Every line below that contains the word "Airplane" must be copied.

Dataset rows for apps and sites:

"""

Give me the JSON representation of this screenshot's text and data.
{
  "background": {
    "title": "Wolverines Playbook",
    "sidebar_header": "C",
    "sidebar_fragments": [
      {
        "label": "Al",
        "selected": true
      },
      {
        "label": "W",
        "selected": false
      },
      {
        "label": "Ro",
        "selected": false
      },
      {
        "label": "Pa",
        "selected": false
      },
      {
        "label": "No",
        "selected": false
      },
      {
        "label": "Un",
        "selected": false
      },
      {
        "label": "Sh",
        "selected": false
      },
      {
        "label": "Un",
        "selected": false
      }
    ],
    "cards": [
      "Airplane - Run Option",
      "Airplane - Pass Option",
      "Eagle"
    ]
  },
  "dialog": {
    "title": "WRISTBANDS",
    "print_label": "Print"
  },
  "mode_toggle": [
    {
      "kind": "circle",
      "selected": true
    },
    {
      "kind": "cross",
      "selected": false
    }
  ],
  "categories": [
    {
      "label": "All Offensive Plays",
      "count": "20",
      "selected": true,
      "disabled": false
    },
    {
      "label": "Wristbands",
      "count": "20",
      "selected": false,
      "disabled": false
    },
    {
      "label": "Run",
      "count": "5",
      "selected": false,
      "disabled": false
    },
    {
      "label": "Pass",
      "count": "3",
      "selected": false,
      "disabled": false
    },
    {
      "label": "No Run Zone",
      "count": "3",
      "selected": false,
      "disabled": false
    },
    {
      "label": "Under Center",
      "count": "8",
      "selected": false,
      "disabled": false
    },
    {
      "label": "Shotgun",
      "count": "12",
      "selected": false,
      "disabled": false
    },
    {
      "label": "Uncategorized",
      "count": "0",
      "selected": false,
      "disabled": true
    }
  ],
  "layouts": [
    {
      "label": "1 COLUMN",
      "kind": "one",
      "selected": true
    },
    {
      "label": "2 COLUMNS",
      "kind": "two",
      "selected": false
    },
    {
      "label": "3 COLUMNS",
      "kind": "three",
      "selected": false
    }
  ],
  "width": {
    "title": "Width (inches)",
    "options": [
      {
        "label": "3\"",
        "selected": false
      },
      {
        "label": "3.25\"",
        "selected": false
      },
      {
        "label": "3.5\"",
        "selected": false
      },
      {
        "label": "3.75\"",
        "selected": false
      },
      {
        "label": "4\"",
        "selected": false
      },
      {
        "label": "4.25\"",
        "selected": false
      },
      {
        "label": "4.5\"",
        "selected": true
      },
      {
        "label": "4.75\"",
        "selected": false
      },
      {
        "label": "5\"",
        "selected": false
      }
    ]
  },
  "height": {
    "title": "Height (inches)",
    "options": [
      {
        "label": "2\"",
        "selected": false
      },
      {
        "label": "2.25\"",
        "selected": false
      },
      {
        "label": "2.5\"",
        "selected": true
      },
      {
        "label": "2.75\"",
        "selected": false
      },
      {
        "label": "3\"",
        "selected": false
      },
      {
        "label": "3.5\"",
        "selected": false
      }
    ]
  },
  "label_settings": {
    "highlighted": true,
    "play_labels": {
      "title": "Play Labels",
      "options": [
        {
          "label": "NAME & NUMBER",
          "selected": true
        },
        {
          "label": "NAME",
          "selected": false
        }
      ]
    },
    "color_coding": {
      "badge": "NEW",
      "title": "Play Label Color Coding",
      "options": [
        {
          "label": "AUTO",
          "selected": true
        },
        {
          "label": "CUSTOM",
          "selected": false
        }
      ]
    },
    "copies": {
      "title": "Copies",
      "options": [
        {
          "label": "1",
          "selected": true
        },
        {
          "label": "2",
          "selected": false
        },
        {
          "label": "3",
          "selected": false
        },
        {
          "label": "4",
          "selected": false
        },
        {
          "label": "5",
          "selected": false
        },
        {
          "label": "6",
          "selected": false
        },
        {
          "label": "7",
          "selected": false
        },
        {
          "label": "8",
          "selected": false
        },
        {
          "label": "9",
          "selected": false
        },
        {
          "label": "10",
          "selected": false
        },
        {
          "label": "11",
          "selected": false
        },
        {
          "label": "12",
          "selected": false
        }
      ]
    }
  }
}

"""

### Expected answer
      "Airplane - Run Option",
      "Airplane - Pass Option",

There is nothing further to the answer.